So this short but sympathetic red-haired myopic Jewish begins to slowly but steadily shape the figure of the infamous loser, the one that women do not take seriously, a neurotic intellectual or just born to lose. And yet Woody Allen is basically the born winner who today has very methodically built a career behind him, equal I dare say regarding the type he represents to those of Coppola, Scorsese, Spielberg, De Palma, and Stone. But he did all this as a tireless worker who had no victory come to him and gained every success with true iron discipline. And here's the result: in everything that he dives into for decades now, he knows how to master, with wise combinations and with the precision of a watchmaker, a well-crafted narrative mechanism where situations and characters with the relentless development (positive or negative) of our society are demythologized and reflectively progress in a rational conscious action.
In Greek, the word “heresy” has several meanings and interpretations depending on its etymology. One of them is: a set of ideas or opinions that deviate from those that are considered right or established in one field.
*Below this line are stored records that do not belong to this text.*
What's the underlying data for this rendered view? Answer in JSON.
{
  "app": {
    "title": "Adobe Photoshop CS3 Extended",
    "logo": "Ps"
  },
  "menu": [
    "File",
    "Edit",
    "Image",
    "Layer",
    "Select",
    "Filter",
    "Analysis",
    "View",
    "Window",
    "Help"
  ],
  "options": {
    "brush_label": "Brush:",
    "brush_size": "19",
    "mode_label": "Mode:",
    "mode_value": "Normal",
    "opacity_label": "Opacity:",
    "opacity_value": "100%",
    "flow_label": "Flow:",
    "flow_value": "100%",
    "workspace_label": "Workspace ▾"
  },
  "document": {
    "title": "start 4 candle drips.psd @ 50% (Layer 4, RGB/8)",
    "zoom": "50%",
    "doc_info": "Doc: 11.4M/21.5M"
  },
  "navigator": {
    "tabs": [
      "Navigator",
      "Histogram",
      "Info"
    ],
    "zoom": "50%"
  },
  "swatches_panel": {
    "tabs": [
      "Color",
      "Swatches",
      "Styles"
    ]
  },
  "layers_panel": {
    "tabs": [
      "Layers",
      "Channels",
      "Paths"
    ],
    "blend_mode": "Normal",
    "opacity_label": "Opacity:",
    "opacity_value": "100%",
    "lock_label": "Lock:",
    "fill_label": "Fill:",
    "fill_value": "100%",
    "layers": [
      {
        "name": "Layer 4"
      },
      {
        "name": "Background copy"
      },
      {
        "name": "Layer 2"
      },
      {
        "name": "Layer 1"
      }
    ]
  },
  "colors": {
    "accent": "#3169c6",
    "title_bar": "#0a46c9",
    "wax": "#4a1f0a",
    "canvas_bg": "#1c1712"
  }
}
With this reasoning, there is a philosophical heresy, an ideological heresy, a political heresy, a religious heresy, and an artistic heresy. I think Woody Allen, with all that he has achieved so far, is a big “heretic” of cinema, since whatever he has “borrowed” from cinema he has managed to transform it into something entirely new by preserving the existing external forms while still having decidedly given a unique satire complexion. Yes, Woody Allen's satire deviates from all the other established ones and so it is subversive. And not only that but his subversive style, in general, is what really defines everything he comes up with. Some say he repeats himself because you often distinct in his works, both in him and in other actors who embody their roles, something neurotic, insecure, and phobic. But personally I think this is a personal choice of what he wants to get out there and how he wants to get it out. That's all. And I think he does it perfectly and better than anyone else who deals with the very difficult subject of comedy. Others still argue that Woody Allen is not a good actor. To be honest I myself could not imagine him performing Richard III but on the other hand, I am not sure if the actor who could interpret Richard III could interpret so well this character that Woody Allen portrays in most of his works. Pay attention. Woody Allen has remained for decades now the one and only because he is who he is. And though he got ideas from other comedians, he never imitated other comedians (the opposite seems to have happened) and he was, from the beginning, and speaking for the kind of comedy he represents, the “Columbus” of the philosophical and high intelligence satire, at least in the way he decided to do it.